I once stood among pro-lifers outside of a local abortion clinic in Louisville. And sadly, I must tell you that protesting with cries of "don't kill your baby!" does no good. Young women who make this "choice" out of fear or out of a desire to continue their lives undisturbed by an inconvenient pregnancy will not respond to that emotional cry. They are fearful and self-focused.

For these young women to stop and consider what they are doing, they need to know that their psychological well-being will be jeopardized in ways they are not able to recognize, in ways that may ruin their lives and their wills to live. A woman's body knows when she's a mother and knows when she's killed the life inside her -- that is a wound to the heart and the mind that no young woman expects and very few will be equipped to deal with honestly until it's too late. One young death is a shame but two young deaths is a tragedy.

Tuesday, October 03, 2006

A perv is a perv... unless he's a Democrat?

I've had just about all I can stand of the nonsense surrounding various calls for Speaker Hastert to step down due to his handling of the Foley mess. And, dare I mention the load of articles predicting the demise of the Republican party in midterm elections because of Foley? It's getting ridiculous. The guys at Powerline, as usual, have it right.

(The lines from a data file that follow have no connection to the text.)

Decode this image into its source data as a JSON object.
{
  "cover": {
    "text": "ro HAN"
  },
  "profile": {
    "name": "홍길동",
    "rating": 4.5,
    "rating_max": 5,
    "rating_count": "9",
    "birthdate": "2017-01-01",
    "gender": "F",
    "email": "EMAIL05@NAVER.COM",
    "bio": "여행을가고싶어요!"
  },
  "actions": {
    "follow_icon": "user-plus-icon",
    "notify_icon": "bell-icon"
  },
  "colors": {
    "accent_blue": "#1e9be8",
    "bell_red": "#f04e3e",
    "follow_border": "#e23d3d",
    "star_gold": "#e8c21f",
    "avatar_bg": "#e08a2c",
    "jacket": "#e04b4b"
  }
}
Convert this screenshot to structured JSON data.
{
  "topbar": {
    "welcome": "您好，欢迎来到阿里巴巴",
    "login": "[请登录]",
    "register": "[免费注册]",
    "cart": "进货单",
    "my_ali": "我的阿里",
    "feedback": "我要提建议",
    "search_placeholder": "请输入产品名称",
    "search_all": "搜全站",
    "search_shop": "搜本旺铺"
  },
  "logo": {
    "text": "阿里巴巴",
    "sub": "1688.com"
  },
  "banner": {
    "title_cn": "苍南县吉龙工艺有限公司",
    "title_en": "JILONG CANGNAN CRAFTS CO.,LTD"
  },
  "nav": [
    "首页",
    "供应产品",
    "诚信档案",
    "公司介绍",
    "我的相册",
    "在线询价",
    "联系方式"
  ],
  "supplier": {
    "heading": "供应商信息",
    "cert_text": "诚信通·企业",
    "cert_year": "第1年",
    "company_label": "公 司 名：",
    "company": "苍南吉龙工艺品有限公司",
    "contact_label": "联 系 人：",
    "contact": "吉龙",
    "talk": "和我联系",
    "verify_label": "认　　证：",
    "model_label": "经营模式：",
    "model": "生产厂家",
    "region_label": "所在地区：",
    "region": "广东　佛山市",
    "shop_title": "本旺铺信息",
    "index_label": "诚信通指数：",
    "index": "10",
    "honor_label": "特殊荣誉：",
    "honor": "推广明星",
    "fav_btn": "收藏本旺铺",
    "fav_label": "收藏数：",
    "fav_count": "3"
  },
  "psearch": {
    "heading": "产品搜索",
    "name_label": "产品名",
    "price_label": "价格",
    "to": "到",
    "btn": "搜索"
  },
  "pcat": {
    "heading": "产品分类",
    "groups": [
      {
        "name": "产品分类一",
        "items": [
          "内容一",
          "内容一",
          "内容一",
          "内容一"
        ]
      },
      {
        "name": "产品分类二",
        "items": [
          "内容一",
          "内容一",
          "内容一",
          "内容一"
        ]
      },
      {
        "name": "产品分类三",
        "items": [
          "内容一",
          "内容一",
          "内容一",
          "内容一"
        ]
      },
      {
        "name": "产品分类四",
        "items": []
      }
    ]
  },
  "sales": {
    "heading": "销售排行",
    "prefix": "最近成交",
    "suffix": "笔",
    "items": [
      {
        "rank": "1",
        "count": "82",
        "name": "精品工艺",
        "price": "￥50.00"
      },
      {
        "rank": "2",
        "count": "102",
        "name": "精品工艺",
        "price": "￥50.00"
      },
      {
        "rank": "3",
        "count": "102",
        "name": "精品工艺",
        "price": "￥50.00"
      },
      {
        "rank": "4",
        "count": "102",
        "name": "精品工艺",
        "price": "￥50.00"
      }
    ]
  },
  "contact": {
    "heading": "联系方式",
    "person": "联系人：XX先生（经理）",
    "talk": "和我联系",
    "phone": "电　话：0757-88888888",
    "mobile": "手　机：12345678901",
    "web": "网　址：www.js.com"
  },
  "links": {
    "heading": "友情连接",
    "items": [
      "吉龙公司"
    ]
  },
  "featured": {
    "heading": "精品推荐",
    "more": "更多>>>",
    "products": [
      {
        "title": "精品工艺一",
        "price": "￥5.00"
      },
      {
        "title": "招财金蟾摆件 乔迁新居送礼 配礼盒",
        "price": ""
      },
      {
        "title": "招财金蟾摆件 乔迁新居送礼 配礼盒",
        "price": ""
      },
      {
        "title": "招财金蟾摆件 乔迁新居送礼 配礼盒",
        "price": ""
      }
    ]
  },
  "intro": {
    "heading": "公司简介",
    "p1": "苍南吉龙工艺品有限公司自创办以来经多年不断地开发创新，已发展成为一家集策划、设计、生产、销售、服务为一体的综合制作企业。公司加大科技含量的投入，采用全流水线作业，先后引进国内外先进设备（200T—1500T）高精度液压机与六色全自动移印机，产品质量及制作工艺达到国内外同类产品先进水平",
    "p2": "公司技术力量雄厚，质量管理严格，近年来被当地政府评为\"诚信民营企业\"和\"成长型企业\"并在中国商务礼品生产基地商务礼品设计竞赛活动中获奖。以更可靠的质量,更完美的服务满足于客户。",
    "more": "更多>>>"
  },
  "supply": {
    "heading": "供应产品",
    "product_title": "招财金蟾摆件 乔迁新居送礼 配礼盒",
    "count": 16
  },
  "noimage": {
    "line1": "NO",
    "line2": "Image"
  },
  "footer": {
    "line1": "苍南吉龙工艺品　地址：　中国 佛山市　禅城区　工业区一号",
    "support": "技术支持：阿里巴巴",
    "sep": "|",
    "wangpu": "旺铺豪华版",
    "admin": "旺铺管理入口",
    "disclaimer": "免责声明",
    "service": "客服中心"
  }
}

Let's get this straight, folks: a pervert is a pervert regardless of his political affiliation. They come in all flavors -- heterosexual, gay, black, white, Conservative, Liberal -- get the picture? The American public understand this and will vote the way they intend to vote regardless of which party Foley is a member. It is nonsense to assume, as many in the MSM seem to be doing, that this inappropriate and reprehensible behavior will impact an entire political party. We all know that perverts exist in all walks of life and are not just members of one party or the other. Can it possibly be that we, the people, see things more clearly than the liberal elites who write the newspapers? *gasp!*

As for Hastert's handling of the situation, I understand that he handled it per the parents' wishes when they contacted him about the "overly familiar" email exchanges between Foley and their son. The REAL issue is that the transcripts of instant messaging (IM) exchanges did not come to light until years after they actually happened. Who had them? Why were they not released to the proper authorities immediately? If there is blame to be laid on anyone other than Foley himself it is with the person who knew about and held this information. THAT is the sickest part of this whole mess.